◆ Exercise directions ◆
Among the entries below, count the lines that contain the word "ByLayer". Respond with the count only.

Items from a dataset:
===
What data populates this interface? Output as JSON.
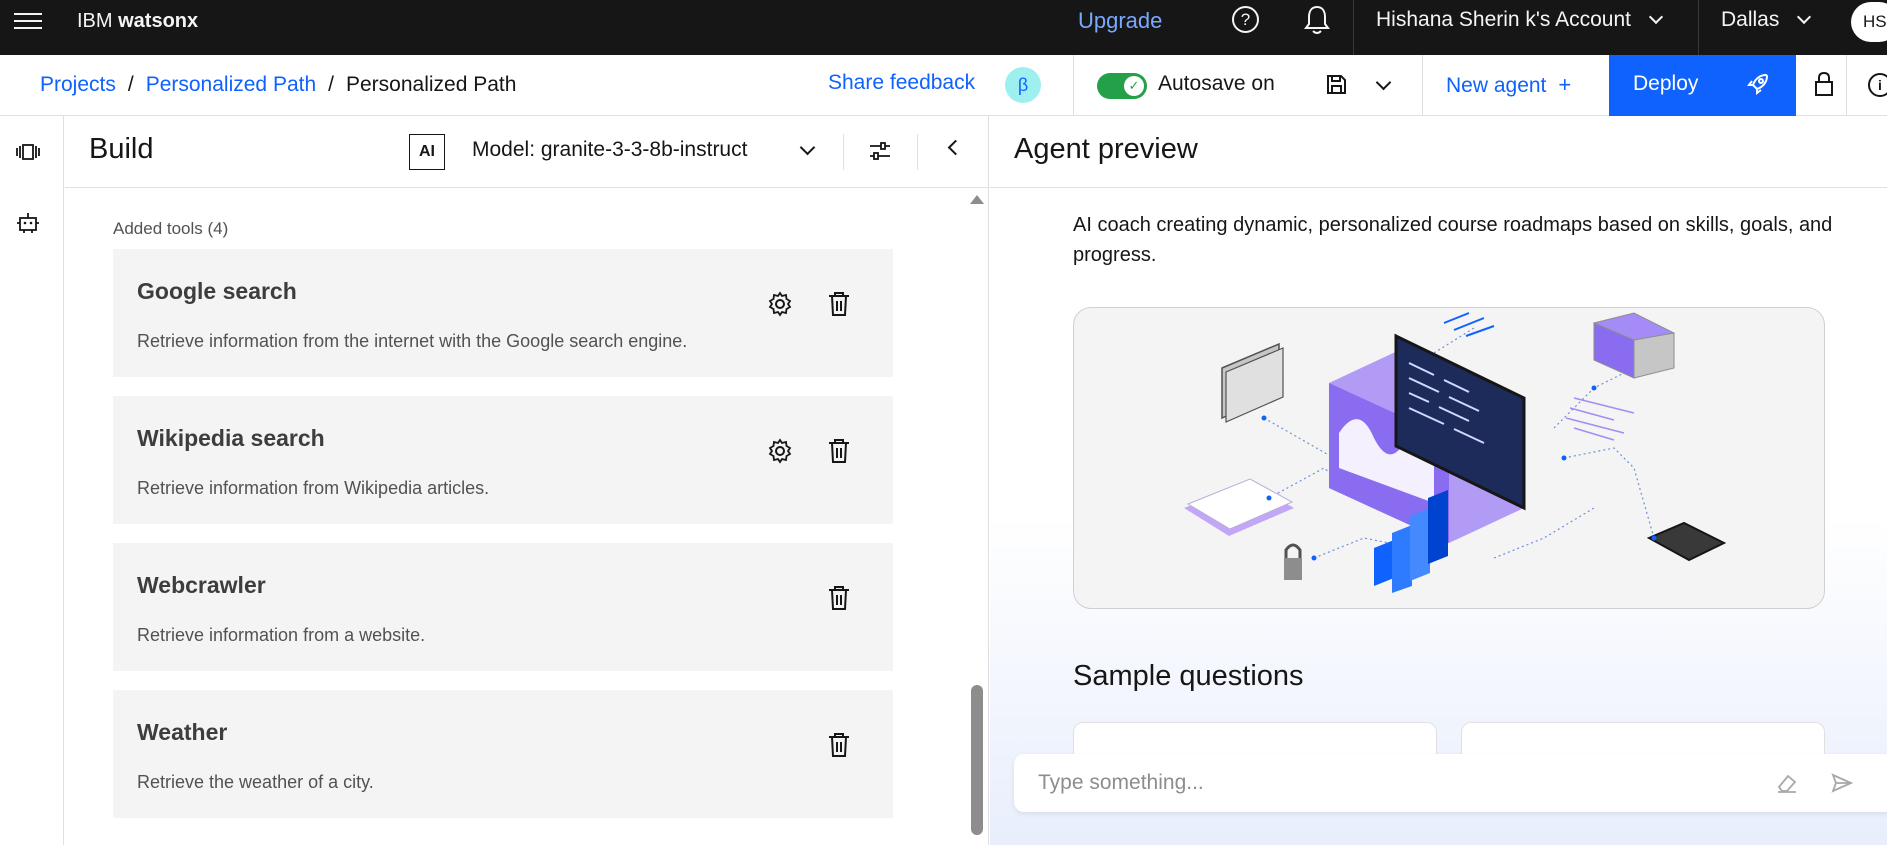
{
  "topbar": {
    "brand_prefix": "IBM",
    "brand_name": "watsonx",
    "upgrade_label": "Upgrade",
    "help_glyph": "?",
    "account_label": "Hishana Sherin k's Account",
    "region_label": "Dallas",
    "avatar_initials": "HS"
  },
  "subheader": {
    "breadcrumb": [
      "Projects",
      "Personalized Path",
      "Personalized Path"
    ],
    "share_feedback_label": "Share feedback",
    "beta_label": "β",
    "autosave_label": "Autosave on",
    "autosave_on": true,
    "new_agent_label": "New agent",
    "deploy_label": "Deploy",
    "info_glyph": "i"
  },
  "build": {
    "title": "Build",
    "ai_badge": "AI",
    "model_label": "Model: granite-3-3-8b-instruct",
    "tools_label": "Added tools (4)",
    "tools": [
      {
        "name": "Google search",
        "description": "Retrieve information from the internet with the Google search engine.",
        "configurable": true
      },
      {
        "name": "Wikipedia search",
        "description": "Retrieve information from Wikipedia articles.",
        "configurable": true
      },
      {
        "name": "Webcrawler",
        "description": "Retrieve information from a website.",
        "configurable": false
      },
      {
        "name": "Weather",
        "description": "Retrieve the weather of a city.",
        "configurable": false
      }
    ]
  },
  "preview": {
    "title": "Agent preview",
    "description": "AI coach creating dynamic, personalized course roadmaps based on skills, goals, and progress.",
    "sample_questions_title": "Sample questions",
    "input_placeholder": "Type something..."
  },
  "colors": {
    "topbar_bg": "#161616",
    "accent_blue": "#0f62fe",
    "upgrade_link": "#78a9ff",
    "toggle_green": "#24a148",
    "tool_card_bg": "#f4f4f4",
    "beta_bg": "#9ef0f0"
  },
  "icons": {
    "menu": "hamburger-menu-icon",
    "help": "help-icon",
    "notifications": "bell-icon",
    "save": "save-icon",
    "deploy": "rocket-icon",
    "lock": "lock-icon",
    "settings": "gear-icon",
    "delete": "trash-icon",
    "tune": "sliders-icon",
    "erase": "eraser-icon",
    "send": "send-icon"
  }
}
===
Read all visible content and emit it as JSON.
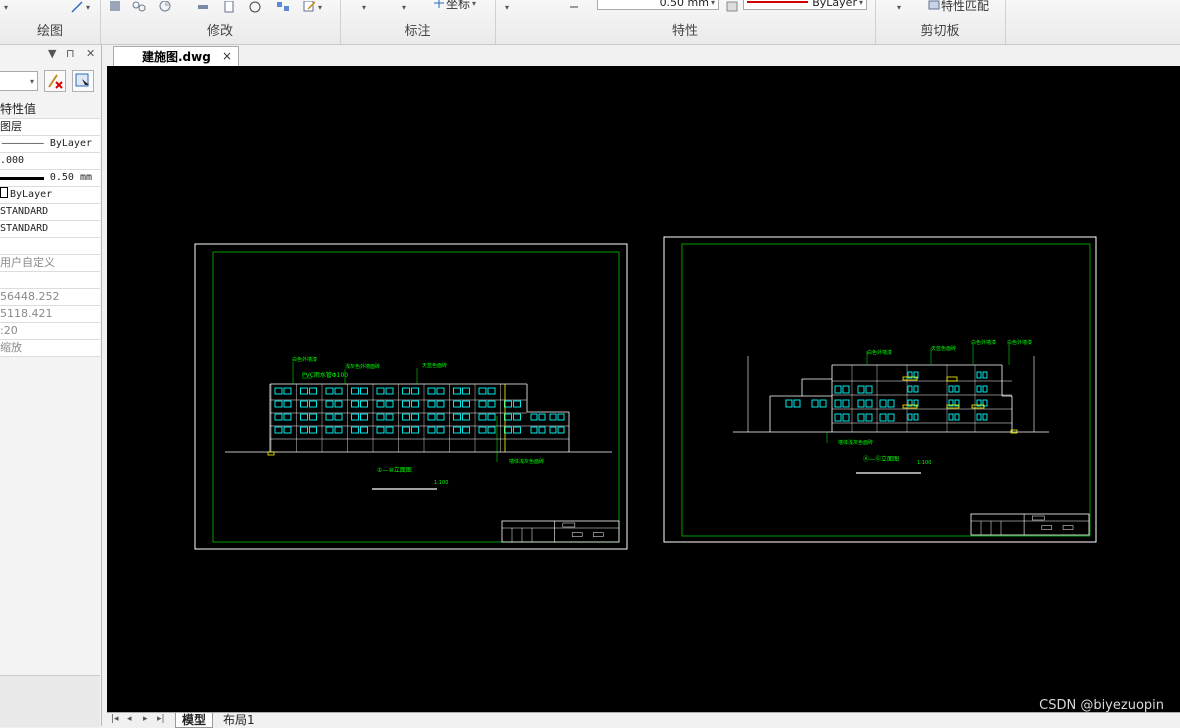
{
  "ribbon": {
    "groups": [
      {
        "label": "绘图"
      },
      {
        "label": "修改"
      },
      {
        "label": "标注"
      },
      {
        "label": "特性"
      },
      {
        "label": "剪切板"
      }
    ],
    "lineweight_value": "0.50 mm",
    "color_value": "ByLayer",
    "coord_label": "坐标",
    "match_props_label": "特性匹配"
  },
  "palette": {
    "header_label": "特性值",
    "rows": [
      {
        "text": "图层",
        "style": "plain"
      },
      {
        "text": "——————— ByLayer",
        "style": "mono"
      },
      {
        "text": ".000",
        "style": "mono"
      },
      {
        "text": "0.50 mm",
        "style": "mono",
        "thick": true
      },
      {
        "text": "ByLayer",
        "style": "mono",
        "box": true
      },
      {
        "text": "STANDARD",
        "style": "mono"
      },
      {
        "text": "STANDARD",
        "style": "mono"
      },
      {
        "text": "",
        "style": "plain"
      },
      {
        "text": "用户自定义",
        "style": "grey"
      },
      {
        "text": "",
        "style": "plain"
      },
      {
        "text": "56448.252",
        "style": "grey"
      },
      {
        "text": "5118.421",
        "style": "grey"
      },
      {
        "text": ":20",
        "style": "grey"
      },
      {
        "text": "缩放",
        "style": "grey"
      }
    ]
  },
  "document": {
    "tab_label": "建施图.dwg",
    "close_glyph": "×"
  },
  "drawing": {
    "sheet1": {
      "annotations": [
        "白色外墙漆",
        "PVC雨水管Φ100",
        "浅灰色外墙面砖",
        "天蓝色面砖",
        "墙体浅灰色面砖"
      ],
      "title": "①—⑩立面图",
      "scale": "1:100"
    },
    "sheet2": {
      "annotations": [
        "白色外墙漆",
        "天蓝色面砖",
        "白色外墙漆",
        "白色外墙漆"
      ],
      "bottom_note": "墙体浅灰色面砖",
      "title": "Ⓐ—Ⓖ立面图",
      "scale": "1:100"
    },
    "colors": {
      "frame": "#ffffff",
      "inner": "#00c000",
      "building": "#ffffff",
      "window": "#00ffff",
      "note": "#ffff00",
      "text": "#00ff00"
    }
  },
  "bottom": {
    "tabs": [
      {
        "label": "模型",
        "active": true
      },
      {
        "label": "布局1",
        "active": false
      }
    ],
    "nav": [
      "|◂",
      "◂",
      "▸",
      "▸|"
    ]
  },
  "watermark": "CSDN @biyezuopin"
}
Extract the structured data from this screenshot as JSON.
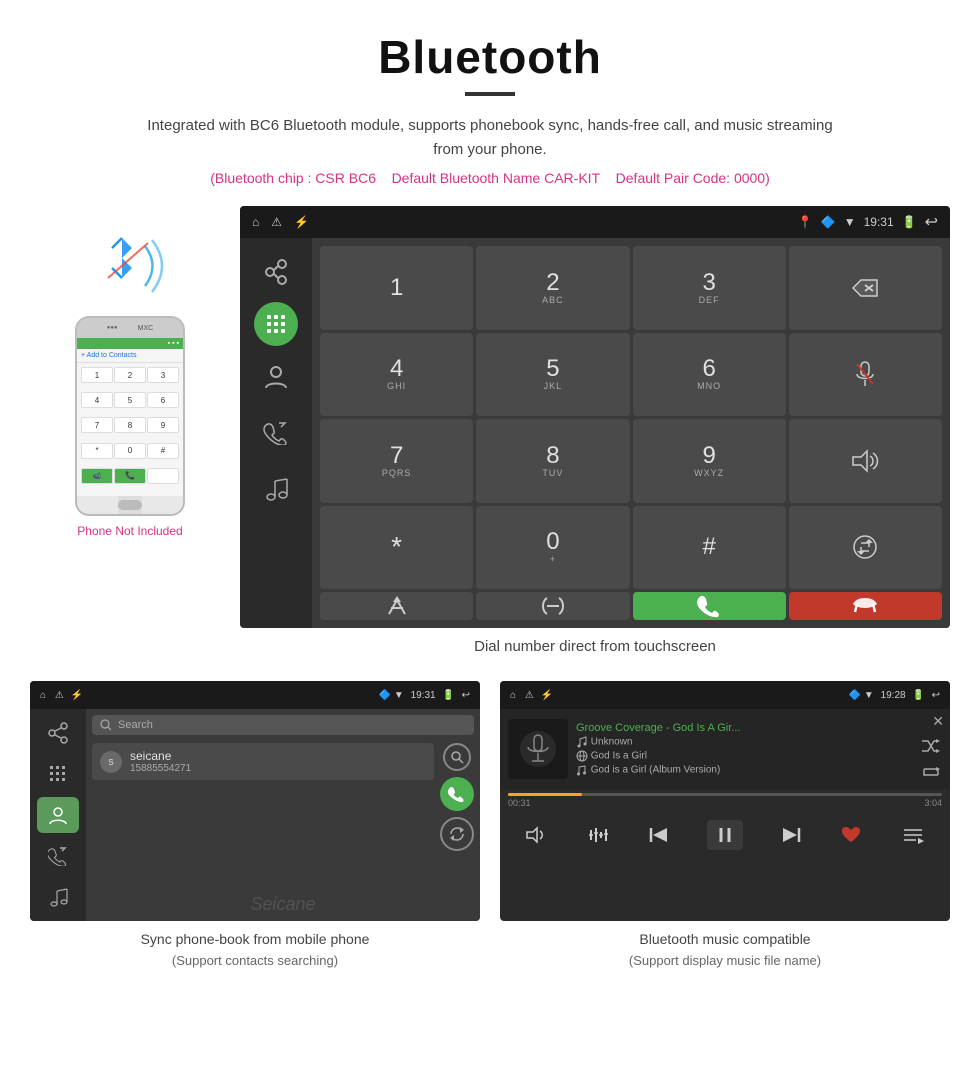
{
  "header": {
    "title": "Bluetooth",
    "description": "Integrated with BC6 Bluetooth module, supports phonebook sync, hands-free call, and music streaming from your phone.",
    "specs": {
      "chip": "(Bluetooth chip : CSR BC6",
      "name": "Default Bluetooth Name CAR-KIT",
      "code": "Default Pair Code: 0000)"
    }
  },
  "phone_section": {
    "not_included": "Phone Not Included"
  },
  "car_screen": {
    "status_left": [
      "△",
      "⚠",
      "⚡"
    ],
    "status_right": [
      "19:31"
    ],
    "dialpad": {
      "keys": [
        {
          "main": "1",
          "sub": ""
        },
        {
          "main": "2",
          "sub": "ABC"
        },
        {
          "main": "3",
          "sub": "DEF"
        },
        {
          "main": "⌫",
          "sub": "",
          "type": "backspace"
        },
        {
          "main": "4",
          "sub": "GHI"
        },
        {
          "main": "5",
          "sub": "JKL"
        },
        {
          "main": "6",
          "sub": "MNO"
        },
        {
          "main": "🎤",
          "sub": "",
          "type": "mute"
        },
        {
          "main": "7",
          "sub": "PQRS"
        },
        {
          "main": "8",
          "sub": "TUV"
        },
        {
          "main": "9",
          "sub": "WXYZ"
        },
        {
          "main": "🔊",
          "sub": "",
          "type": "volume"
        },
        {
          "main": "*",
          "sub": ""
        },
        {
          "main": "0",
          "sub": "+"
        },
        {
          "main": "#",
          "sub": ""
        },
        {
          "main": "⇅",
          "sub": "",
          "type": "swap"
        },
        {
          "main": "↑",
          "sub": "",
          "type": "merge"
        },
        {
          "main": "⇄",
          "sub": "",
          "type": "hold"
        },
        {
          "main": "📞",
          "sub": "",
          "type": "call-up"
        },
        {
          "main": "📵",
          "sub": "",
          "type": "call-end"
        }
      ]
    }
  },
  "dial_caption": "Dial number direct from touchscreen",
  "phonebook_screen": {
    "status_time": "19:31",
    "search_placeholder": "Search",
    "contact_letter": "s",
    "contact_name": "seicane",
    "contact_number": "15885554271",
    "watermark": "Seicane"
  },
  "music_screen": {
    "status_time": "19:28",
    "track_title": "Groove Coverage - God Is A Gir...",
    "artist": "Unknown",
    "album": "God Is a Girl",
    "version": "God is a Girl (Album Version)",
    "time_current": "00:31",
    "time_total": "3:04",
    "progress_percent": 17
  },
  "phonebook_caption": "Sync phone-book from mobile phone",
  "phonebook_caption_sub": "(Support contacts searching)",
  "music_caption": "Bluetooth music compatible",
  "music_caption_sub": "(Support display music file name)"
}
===
◆ Answer for the task ◆
3